■ Exercise brief
Should a line in the entries below contain "value", return that line.

** Entries shown follows **

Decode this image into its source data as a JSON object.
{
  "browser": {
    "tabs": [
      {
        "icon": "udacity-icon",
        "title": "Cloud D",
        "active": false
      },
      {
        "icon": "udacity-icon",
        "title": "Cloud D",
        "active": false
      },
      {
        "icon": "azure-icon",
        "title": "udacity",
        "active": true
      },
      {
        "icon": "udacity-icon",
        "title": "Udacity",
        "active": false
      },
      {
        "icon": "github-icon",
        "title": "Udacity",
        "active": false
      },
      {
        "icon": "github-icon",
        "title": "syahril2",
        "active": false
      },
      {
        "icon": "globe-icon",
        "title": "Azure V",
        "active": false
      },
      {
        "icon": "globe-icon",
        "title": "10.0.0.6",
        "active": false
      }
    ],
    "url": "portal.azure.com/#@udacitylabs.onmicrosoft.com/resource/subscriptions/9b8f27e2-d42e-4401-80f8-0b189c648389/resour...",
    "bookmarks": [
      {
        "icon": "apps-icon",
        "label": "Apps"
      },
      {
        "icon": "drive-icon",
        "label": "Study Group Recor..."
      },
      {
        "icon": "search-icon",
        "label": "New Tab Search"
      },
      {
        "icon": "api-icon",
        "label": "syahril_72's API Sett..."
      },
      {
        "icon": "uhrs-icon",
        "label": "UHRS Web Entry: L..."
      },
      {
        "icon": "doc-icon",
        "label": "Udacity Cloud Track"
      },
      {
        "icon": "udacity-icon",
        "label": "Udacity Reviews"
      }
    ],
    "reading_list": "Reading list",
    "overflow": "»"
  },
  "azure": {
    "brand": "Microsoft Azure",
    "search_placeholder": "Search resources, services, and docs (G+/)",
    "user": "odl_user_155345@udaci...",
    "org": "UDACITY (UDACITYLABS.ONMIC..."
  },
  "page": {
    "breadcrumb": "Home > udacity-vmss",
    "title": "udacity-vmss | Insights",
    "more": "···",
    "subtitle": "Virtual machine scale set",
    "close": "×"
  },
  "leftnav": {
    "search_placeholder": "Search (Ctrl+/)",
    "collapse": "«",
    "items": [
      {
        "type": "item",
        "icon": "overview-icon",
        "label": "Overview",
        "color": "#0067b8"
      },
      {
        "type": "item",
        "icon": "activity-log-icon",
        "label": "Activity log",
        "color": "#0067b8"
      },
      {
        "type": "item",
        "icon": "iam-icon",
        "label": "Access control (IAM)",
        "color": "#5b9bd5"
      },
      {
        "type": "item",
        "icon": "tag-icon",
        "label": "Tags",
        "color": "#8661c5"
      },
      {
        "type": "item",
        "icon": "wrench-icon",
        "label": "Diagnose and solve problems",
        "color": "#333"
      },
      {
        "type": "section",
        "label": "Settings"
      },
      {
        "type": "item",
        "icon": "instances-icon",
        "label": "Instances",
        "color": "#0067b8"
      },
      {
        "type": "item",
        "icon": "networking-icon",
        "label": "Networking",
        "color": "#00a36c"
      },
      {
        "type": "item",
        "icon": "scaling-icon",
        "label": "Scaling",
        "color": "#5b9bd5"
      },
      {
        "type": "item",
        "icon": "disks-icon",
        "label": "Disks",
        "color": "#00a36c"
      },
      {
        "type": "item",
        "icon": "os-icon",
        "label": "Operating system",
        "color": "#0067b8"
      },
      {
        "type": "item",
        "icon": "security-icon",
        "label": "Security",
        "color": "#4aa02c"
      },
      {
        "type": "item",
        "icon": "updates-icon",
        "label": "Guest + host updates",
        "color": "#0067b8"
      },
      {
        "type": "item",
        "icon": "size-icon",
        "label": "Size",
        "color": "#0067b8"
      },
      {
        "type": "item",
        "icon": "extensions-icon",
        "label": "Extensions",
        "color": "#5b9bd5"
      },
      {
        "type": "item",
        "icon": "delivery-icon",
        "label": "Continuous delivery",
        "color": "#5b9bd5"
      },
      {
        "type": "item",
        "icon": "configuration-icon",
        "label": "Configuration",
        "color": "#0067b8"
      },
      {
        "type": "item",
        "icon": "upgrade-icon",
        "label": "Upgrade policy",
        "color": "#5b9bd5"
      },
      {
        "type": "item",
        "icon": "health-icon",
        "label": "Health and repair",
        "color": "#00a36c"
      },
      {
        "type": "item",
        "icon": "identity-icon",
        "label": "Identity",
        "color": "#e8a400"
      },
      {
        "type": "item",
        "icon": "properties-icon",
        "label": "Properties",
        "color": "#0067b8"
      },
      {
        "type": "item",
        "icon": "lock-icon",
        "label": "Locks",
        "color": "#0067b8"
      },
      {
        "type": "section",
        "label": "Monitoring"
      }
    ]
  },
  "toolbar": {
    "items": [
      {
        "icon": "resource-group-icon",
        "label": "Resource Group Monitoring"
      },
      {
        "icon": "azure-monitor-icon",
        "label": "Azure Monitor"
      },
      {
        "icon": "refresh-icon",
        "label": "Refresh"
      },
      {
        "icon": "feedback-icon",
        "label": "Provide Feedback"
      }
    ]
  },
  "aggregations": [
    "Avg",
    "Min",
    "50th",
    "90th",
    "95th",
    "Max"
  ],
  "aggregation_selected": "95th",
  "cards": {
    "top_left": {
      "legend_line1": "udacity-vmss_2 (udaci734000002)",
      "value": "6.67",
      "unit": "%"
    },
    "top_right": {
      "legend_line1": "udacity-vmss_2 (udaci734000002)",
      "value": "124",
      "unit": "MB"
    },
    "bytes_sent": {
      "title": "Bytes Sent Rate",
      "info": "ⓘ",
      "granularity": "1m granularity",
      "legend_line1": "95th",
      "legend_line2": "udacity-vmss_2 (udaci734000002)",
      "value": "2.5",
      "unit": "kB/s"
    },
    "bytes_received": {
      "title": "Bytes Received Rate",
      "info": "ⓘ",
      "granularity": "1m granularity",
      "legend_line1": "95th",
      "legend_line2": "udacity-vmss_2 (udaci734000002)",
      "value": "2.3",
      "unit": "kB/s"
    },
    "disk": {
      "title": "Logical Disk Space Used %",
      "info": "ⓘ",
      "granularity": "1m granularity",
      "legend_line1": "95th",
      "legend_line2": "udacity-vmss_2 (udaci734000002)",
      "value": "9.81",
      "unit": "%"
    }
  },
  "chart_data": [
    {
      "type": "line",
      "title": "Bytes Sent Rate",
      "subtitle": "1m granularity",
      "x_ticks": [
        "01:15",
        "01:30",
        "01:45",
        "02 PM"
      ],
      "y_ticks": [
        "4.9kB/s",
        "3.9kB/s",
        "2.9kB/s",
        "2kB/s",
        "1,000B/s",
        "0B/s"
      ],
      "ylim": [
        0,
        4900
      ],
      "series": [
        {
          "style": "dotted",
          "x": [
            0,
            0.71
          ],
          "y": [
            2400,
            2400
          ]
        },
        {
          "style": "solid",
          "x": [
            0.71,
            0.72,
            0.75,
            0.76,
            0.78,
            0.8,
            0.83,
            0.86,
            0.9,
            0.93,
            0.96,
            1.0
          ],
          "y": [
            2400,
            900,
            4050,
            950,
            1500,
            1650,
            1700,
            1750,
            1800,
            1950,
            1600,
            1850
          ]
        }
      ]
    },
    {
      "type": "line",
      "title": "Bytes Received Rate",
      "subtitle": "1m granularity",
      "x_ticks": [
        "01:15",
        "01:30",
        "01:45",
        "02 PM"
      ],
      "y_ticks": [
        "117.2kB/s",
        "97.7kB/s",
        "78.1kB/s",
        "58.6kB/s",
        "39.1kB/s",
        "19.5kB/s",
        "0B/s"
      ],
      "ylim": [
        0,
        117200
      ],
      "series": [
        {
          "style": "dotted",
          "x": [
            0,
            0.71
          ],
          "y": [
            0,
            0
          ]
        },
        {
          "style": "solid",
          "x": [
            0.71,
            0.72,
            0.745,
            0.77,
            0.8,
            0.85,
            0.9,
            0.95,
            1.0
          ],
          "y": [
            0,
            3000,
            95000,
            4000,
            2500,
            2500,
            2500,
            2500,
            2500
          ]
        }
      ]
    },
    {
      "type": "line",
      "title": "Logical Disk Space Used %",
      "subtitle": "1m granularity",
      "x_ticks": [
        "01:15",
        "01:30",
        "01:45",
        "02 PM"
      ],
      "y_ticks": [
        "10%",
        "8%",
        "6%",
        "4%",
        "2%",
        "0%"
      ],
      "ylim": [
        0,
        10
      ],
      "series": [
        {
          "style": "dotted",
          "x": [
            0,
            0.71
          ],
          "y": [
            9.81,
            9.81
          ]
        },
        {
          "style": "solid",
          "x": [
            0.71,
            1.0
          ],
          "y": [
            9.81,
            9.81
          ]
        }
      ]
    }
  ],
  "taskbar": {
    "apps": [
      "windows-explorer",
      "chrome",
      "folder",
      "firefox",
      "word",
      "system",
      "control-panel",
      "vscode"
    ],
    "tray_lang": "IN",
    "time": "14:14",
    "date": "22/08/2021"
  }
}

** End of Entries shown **

■ Result of this task
      "value": "6.67",
      "value": "124",
      "value": "2.5",
      "value": "2.3",
      "value": "9.81",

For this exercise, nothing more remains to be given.